## What is required
Would you please copy each line of the listing that mentions "data"?

----------

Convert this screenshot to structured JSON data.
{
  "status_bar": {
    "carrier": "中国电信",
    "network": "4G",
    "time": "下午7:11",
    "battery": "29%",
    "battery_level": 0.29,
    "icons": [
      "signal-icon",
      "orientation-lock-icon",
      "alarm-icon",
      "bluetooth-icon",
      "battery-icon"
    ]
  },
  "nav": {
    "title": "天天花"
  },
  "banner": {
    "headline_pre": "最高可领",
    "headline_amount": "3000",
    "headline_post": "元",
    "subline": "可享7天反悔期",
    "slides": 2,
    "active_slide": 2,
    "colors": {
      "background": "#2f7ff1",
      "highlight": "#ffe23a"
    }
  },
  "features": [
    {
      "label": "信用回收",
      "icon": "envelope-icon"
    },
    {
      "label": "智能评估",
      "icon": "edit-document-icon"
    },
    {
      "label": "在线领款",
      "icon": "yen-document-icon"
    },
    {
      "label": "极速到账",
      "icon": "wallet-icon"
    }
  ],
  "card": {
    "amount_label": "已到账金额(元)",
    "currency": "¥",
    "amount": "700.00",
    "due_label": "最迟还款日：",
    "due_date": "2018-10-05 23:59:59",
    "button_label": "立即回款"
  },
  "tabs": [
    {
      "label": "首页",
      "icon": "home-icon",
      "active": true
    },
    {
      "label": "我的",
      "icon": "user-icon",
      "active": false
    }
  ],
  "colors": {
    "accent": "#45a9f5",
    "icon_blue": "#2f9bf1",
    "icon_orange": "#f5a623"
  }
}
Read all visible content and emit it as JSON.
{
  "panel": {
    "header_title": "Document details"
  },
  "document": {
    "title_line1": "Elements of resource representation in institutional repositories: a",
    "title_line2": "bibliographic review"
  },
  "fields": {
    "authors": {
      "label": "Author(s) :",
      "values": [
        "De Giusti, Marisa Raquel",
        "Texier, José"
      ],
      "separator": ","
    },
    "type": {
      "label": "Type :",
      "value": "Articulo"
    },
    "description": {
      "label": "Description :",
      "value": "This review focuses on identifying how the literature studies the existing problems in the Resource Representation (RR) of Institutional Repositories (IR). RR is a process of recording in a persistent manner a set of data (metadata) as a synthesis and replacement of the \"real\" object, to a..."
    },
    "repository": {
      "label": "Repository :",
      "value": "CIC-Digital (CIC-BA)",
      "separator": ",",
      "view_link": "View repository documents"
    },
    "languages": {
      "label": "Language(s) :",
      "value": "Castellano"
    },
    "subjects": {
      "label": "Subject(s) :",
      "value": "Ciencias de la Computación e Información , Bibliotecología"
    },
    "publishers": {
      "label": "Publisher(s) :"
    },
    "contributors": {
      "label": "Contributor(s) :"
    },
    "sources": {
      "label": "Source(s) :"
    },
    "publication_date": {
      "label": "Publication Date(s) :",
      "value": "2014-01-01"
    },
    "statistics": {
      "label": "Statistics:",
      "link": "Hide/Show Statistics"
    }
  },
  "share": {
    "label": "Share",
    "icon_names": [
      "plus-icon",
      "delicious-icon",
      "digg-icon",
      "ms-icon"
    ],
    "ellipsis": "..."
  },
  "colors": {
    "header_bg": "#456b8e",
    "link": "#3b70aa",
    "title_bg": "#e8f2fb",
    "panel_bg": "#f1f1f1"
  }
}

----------

## Result for this exercise
Convert this screenshot to structured JSON data.
      "value": "This review focuses on identifying how the literature studies the existing problems in the Resource Representation (RR) of Institutional Repositories (IR). RR is a process of recording in a persistent manner a set of data (metadata) as a synthesis and replacement of the \"real\" object, to a..."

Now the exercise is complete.